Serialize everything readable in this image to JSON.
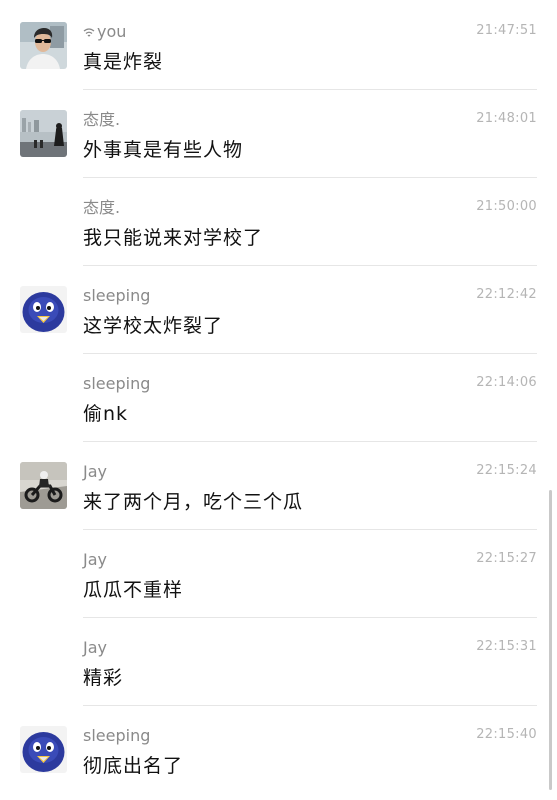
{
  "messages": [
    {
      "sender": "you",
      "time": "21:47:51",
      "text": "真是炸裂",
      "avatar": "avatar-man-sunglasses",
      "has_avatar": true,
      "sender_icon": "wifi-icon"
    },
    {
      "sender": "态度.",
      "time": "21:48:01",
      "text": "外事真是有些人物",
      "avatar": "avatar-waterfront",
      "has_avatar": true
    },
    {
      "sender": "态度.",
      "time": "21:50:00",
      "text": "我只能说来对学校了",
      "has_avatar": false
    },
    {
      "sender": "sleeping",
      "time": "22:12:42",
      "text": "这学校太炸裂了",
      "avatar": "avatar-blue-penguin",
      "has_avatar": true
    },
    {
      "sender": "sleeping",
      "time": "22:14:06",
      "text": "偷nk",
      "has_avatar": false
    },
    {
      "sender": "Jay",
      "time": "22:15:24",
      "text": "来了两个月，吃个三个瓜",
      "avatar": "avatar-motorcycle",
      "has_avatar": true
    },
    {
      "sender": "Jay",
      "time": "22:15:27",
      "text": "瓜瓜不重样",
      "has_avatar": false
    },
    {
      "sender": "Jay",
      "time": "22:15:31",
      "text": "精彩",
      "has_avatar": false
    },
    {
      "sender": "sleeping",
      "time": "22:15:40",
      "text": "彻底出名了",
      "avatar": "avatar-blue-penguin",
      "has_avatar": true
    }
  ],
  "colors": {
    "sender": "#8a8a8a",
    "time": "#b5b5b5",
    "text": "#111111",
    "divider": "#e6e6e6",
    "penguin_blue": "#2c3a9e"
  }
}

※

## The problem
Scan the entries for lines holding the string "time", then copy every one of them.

## Response area
      "time": "21:47:51",
      "time": "21:48:01",
      "time": "21:50:00",
      "time": "22:12:42",
      "time": "22:14:06",
      "time": "22:15:24",
      "time": "22:15:27",
      "time": "22:15:31",
      "time": "22:15:40",
    "time": "#b5b5b5",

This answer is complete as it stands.